by Gayle Bird
Wednesday nights at Chandler’s Lounge is Open Mic with Mike LeLievre. (“Hi, welcome to open mic. I’m the Open Mike. You can talk to me, tell me anything”), of Slowcoaster fame. A few Wednesdays ago, Terrance Murphy and I picked up a friend from work and sauntered by in time to catch Mike and his Slowcoaster cronies Steve MacDougall and Devon Strang kickin’ it up to some of their own tunes. Terrance grabbed a draft, and as they finished up the current song, Steve shouted out, “Hey Terrance! You bring your horn?” He shouted back, “Yeah, can I down half of this first?” “Sure, I gotta down half’ a mine!” They struck up another tune and he bounded onto the stage with his trombone.
Now, Terrance had been holed up in my house for four or five days, in the past couple of weeks, composing some horn bits for he and Carrie Ellen Gabriel, (the Accents’ trumpet player), to play along with Slowcoaster’s newest songs, with the intention of trying them out here at Open Mic. I’d been hearing the songs on tape, plus him humming the harmonies and brass-lines he was coming up with, and even the computer playing the notes along with the tape after he composed the piece. But nothing prepared me for how smooth, mellow, and downright sexy it was going to sound, live.
Slowcoaster on their own is spellbinding enough, but this was one step higher on a stair I thought had reached its Zenith.
It was lovely, jazzy, throaty music. Slowcoaster plays funky, punky, rocky, bluesy, country, junky, story music. Terrance had been complaining that there are usually areas in songs where he can fill in holes with the horn – but these three fill every second with sound; however, the trombone did nothing but add to the experience that is Slowcoaster. I was sort of thinking that if it were just a trumpet, it wouldn’t sound as nice, because a trumpet is higher and harsher, and the deeper mellowness of the trombone just suits the band more. But the two of them as a harmonized brass section alongside the incredible bass that never stops is a melody on its own. The bouncy electric guitar, the smooth vocals, the lyrics that make your head spin, and the fullness of the drums….well I’ve run out of superlatives and metaphors. It’s going to bloody rock is what its going to do!

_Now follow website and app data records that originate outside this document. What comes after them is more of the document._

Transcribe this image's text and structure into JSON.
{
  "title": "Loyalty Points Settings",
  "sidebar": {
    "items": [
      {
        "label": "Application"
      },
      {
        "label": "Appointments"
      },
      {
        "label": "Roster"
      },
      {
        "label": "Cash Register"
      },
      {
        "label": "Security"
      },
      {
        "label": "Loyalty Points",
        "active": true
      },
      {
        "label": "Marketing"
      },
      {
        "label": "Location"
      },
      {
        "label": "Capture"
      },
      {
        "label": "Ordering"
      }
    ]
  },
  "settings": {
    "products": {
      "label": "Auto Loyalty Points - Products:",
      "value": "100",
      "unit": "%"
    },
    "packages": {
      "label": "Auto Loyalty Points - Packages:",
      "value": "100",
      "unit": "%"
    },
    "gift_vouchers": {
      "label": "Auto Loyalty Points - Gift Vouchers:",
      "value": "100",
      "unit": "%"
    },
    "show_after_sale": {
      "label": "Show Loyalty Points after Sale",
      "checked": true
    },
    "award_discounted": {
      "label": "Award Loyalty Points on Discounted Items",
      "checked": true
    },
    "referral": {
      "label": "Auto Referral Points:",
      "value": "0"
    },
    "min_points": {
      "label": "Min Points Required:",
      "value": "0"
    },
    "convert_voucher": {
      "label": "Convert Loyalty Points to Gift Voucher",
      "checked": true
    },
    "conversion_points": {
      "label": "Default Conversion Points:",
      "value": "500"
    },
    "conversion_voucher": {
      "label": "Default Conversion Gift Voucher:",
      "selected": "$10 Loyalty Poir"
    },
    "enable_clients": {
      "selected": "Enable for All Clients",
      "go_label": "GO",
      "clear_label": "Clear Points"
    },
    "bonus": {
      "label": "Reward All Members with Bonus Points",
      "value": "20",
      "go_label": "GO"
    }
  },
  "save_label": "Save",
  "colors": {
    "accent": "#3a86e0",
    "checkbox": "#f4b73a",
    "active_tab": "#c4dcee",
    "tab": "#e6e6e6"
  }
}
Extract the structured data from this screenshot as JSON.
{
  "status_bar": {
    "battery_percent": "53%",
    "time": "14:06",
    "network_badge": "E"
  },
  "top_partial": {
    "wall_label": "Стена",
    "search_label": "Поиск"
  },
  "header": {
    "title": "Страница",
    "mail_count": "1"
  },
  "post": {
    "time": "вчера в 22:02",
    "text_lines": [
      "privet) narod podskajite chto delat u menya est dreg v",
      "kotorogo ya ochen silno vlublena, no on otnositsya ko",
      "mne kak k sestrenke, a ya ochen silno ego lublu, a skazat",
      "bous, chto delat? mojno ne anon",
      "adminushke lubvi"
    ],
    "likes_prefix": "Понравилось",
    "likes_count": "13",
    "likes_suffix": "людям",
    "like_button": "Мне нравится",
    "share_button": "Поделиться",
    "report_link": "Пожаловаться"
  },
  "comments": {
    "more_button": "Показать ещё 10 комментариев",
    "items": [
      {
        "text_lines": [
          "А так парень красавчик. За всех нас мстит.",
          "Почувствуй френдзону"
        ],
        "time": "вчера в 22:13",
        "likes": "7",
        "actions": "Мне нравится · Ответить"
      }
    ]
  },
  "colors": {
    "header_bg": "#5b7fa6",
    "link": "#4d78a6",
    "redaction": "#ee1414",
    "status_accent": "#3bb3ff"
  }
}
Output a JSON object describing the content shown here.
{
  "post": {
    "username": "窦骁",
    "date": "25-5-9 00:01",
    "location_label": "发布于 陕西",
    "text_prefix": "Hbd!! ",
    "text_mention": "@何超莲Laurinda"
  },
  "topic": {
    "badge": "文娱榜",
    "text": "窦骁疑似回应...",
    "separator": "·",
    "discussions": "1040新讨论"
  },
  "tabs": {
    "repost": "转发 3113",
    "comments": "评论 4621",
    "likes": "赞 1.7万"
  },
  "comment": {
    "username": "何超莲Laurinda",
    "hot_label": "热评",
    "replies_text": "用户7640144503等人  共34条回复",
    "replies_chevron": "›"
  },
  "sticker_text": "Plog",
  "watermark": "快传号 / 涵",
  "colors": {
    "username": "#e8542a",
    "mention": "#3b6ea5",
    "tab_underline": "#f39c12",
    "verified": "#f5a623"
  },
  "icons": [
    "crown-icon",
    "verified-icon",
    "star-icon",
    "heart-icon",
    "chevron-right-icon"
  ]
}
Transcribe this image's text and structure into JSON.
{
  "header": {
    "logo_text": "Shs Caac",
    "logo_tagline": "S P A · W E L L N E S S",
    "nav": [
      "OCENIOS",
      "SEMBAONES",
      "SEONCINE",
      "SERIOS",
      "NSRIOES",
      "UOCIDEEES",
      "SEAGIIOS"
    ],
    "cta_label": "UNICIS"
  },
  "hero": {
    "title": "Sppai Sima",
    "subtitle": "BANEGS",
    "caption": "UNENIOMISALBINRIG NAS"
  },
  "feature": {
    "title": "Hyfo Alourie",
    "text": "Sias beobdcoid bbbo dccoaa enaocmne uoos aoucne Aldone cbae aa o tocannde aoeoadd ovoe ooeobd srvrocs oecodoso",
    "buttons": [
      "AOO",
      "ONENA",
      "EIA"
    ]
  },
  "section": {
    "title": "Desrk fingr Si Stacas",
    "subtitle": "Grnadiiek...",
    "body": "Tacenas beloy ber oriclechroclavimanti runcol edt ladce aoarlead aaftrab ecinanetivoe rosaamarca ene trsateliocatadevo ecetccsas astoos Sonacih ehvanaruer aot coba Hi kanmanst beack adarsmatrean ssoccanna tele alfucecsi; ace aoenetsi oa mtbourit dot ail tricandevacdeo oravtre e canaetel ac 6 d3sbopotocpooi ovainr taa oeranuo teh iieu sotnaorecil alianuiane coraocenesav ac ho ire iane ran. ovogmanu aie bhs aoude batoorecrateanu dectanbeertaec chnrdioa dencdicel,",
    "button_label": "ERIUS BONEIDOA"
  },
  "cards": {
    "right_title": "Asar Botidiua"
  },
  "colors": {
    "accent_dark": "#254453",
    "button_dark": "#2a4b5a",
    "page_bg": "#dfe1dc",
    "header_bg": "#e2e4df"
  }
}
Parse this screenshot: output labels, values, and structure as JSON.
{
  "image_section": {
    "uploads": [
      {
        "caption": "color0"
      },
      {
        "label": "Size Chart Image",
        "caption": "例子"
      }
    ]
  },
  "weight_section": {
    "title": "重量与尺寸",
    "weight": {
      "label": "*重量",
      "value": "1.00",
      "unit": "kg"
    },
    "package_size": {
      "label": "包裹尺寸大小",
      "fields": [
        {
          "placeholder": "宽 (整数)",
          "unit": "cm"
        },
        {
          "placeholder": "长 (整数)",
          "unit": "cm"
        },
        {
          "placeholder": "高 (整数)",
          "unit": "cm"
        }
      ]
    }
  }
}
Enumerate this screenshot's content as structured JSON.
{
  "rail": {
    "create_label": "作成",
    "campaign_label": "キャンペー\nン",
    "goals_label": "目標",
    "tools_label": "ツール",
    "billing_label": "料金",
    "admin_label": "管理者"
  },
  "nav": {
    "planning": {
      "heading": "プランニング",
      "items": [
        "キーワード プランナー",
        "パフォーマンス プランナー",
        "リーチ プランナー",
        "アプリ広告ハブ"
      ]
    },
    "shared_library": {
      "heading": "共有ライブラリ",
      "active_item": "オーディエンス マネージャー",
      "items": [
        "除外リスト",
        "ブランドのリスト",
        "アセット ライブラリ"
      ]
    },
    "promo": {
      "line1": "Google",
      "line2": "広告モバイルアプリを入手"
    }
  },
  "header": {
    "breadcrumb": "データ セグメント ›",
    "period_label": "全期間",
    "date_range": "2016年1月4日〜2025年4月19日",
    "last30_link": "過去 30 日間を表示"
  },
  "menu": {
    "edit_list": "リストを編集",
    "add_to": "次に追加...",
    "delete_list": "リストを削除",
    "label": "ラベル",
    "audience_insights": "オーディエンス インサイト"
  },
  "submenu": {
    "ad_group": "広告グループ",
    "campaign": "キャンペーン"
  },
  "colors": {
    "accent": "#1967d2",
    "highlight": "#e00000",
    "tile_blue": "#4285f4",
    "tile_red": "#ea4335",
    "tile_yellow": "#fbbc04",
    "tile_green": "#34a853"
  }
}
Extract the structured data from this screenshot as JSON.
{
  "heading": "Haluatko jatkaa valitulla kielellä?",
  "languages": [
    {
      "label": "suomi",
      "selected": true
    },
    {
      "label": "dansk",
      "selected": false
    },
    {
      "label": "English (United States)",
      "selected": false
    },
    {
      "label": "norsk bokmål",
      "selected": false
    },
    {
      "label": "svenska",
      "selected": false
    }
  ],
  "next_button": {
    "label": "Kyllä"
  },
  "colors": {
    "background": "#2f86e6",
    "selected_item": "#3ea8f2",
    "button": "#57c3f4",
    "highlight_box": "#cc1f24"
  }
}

Damn. I used up all my good words and I’m only into describing the first, oh, 15 minutes of the night. They finished up playing (some guy played bongos for a while – I didn’t recognize him) and then Mike asked the time; “Ten to eleven? Man, we’re not even supposed to have started yet.” Awww yeah. So let’s see. It was a true jam session, with many of the members of the House of Rock (houseofrock.ca) in attendance. Jay Smith (Rock Ranger) was there, but he declined to play – instead, his father got up (“Pa Ranger”) and kicked the ass of some classical guitar. He was fantastic.
Arla Mrazek came in, and we goaded her into singing a handful of songs, including Barenaked Ladies’ “Bear With Me (Be With Me Tonight)” and her own composition, the crowd favorite (well, at least my favorite),”Bullshit.”
Craig Mercer, lead singer for the Jimmy Swift Band, came in, but I heard him refuse to sing because he was “All played out.” Sad. Dave Mahalik picked up the bass guitar and Mike had electric, though, and soon after Craig was up on drums. And I must say, he’s the most energetic drum player, I’ve seen in a while. Devon’s incredible, but very mellow, and always so serious; Craig looked like he was having the most fun in the world up there. And damn good, too. Eventually, Dave stepped down, Mike took bass, Steve came back on lead guitar and vocals and they played around with some great jams; and halfway through the song, Steve and Mike switched instruments.
Who else? Hm….Oh, Kelley Edwards with her fantastic jazzy voice got up and did Mustang Sally; and she and Mike did a sexay flirtay jazzay funnay number, back and forth with lots of backup, including the brass in the room, and a harmonica.
I spotted two-fifths of Slainte Mhath (Lisa Gallant and Boyd MacNeil) sneaking in at the back, behind Kelley Edwards. Mike stopped and asked Lisa, “So, what would you say if I told you I had a fiddle in the van?” “Well, I guess I’d be playing it!” “And what would you say if I made Boyd play the mandolin?” Done and done. After a jam, Mike announced that he’d be playing with the Country Bumpkins, and Lisa and Boyd popped onstage to join in the fun.
Several permutations of all these people – including Steve MacDougall on fiddle; trombone with harmonica and guitar; people making up songs, embellishing old ones, and just jamming their little hearts out – went on all night, with a handful of lesser-known musicians getting up and doing their own, just as wonderful, thing. I know I’m forgetting people and combinations and such, but it was such a sensual overload, who can blame me? I bet this is what it’s like to live in the House of Rock. Oh to be a fly on the wall there!
But in its stead, I think I’ll simply go back next Wednesday and see who shows up at Open Mic @ Chandlers.